Following the disastrous eruption of the underwater volcano Hunga Tonga-Hunga Haʻapai in the Kingdom of Tonga last weekend, the full extent of the disaster is only beginning to surface now, and the risk of further eruptions remains. Scientists estimated the eruption exerted a force equivalent to 1’000 Hiroshima nuclear bombs that was heard more than 750km away in Fiji to be the largest worldwide over the last 30 years. A thick layer of ash remains across Tonga, poisoning drinking water supplies and killing crops, whilst the world’s highest concentration of toxic sulfur dioxide gas currently measured over the Pacific Ocean looms. Unusual currents, acid rain, and volcanic smog are feared to add short-term hazards to the neighboring islands after a tsunami has swept away homes on what is considered one of the lowest-lying groups of islands in the Pacific. The main undersea communications cable has also been damaged, which has led to a lack of power and communication throughout the islands which is hindering aid and support.

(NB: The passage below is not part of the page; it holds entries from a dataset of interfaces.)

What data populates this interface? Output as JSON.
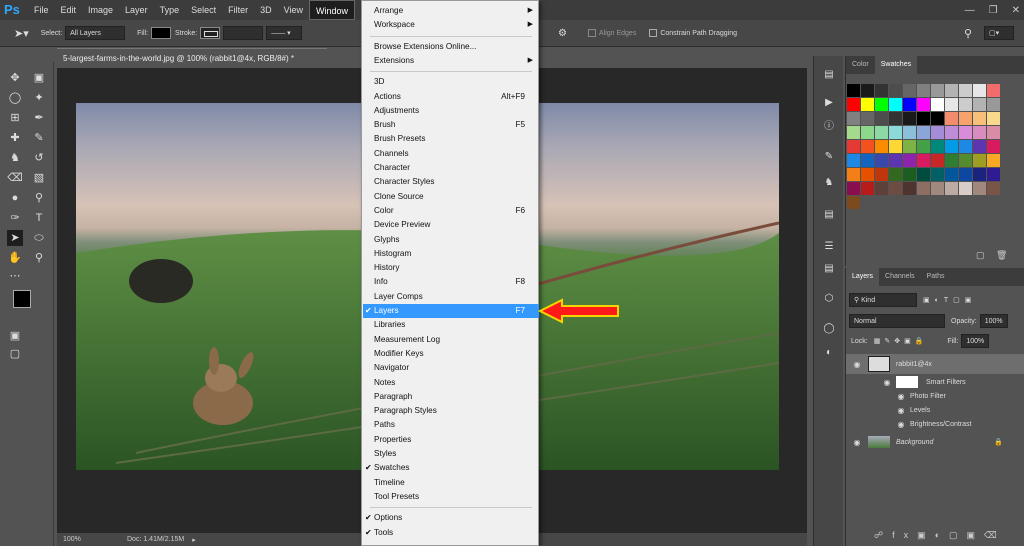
{
  "app_logo": "Ps",
  "menubar": [
    "File",
    "Edit",
    "Image",
    "Layer",
    "Type",
    "Select",
    "Filter",
    "3D",
    "View",
    "Window"
  ],
  "active_menu": "Window",
  "options_bar": {
    "select_label": "Select:",
    "select_value": "All Layers",
    "fill_label": "Fill:",
    "stroke_label": "Stroke:",
    "align_edges": "Align Edges",
    "constrain": "Constrain Path Dragging"
  },
  "document": {
    "tab_title": "5-largest-farms-in-the-world.jpg @ 100% (rabbit1@4x, RGB/8#) *",
    "zoom": "100%",
    "doc_size": "Doc: 1.41M/2.15M"
  },
  "window_menu": [
    {
      "label": "Arrange",
      "submenu": true
    },
    {
      "label": "Workspace",
      "submenu": true
    },
    {
      "sep": true
    },
    {
      "label": "Browse Extensions Online..."
    },
    {
      "label": "Extensions",
      "submenu": true
    },
    {
      "sep": true
    },
    {
      "label": "3D"
    },
    {
      "label": "Actions",
      "shortcut": "Alt+F9"
    },
    {
      "label": "Adjustments"
    },
    {
      "label": "Brush",
      "shortcut": "F5"
    },
    {
      "label": "Brush Presets"
    },
    {
      "label": "Channels"
    },
    {
      "label": "Character"
    },
    {
      "label": "Character Styles"
    },
    {
      "label": "Clone Source"
    },
    {
      "label": "Color",
      "shortcut": "F6"
    },
    {
      "label": "Device Preview"
    },
    {
      "label": "Glyphs"
    },
    {
      "label": "Histogram"
    },
    {
      "label": "History"
    },
    {
      "label": "Info",
      "shortcut": "F8"
    },
    {
      "label": "Layer Comps"
    },
    {
      "label": "Layers",
      "shortcut": "F7",
      "checked": true,
      "highlighted": true
    },
    {
      "label": "Libraries"
    },
    {
      "label": "Measurement Log"
    },
    {
      "label": "Modifier Keys"
    },
    {
      "label": "Navigator"
    },
    {
      "label": "Notes"
    },
    {
      "label": "Paragraph"
    },
    {
      "label": "Paragraph Styles"
    },
    {
      "label": "Paths"
    },
    {
      "label": "Properties"
    },
    {
      "label": "Styles"
    },
    {
      "label": "Swatches",
      "checked": true
    },
    {
      "label": "Timeline"
    },
    {
      "label": "Tool Presets"
    },
    {
      "sep": true
    },
    {
      "label": "Options",
      "checked": true
    },
    {
      "label": "Tools",
      "checked": true
    }
  ],
  "swatch_panel": {
    "tabs": [
      "Color",
      "Swatches"
    ],
    "colors": [
      "#000000",
      "#1a1a1a",
      "#333333",
      "#4d4d4d",
      "#666666",
      "#808080",
      "#999999",
      "#b3b3b3",
      "#cccccc",
      "#e6e6e6",
      "#f26c6c",
      "#ff0000",
      "#ffff00",
      "#00ff00",
      "#00ffff",
      "#0000ff",
      "#ff00ff",
      "#ffffff",
      "#e6e6e6",
      "#cccccc",
      "#b3b3b3",
      "#999999",
      "#808080",
      "#666666",
      "#4d4d4d",
      "#333333",
      "#1a1a1a",
      "#000000",
      "#000000",
      "#f28c6c",
      "#f5a26c",
      "#f7bf7a",
      "#fbd98c",
      "#a5d98c",
      "#8cd98c",
      "#8cd9a5",
      "#8cd9d9",
      "#8cbfd9",
      "#8ca5d9",
      "#a58cd9",
      "#bf8cd9",
      "#d98cd9",
      "#d98cbf",
      "#d98ca5",
      "#e53935",
      "#f4511e",
      "#fb8c00",
      "#fdd835",
      "#7cb342",
      "#43a047",
      "#00897b",
      "#039be5",
      "#1e88e5",
      "#5e35b1",
      "#d81b60",
      "#1e88e5",
      "#1565c0",
      "#3949ab",
      "#5e35b1",
      "#8e24aa",
      "#d81b60",
      "#c62828",
      "#2e7d32",
      "#558b2f",
      "#9e9d24",
      "#f9a825",
      "#f57f17",
      "#e65100",
      "#bf360c",
      "#33691e",
      "#1b5e20",
      "#004d40",
      "#006064",
      "#01579b",
      "#0d47a1",
      "#1a237e",
      "#311b92",
      "#880e4f",
      "#b71c1c",
      "#5d4037",
      "#6d4c41",
      "#4e342e",
      "#8d6e63",
      "#a1887f",
      "#bcaaa4",
      "#d7ccc8",
      "#a1887f",
      "#795548",
      "#7b4a1e"
    ]
  },
  "layers_panel": {
    "tabs": [
      "Layers",
      "Channels",
      "Paths"
    ],
    "kind": "Kind",
    "blend": "Normal",
    "opacity_label": "Opacity:",
    "opacity": "100%",
    "lock_label": "Lock:",
    "fill_label": "Fill:",
    "fill": "100%",
    "layers": [
      {
        "name": "rabbit1@4x"
      },
      {
        "name": "Smart Filters"
      },
      {
        "name": "Photo Filter"
      },
      {
        "name": "Levels"
      },
      {
        "name": "Brightness/Contrast"
      },
      {
        "name": "Background"
      }
    ]
  }
}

We are following what is happening with deep concern as communication has been lost with the scattered low-lying islands, since the communication cable was damaged in the blast. Please join us in reaching out helping hands and much-needed funds by supporting the fundraiser of Pita Taufatofua, the Tongan Olympic Flag Bearer, for recovery efforts in the island kingdom. Or you can donate to the International Red Cross, who organize humanitarian disaster relief, care, and aid in situ with the Tongan Red Cross chapter.
It was through a huge volcanic eruption more than a decade ago that Hunga Tonga emerged from the depths of the Ocean. TBA21–Academy visited the island in 2018 on a voyage led by the Danish artist group SUPERFLEX with Dr. Dayne Buddo (Director of External Engagement at the Georgia Aquarium, former CEO of Alligator Head Foundation), Ricardo Gomes (Urban Sea Institute), Dr. Barbara Imhof (LIQUIFER Systems Group), Dr. Alex Jordan (Max Planck Institute), Jun Kamei (Amphibio Ltd), Maureen Penjueli (Pacific Network on Globalisation), Markus Reymann (TBA21–Academy), and Francesca Thyssen-Bornemisza (TBA21).
The lunar landscape, a porous interface between land and sea, shaped our sensations while human and non-human encounters influenced our thinking and broadened our sensual register. SUPERFLEX’s voyage aboard the research vessel Dardanella contributed to a larger research project, “Deep Sea Minding,” commissioned by TBA21–Academy under the program The Current. In the upcoming days, we are sharing SUPERFLEX’s film “Hunga Tonga,” as well as an extensive amount of footage and research collected through the program that is made available online as open-source material via TBA21 on st_age and TBA21–Academy’s Ocean-Archive.org.
“The Tongan people are some of the kindest and warmest people in the world and are already struggling with the effects of climate change. What concerns me immensely apart from the loss of so many homes and livelihoods, Tonga is also home to one of the world’s most important calving and mating grounds for the Humpback whales, which is the main source for their tourist economy. What we need now is aid as well as scientific evaluation of the fertile ocean that surrounds this wonderful country. TBA21 is pulling together all the research, resources, and contacts to come up with an efficient aid package to support the Tongan people.”
Francesca Thyssen-Bornemisza, Chair of TBA21.
Please care, share, support, and help to regenerate. Thank you!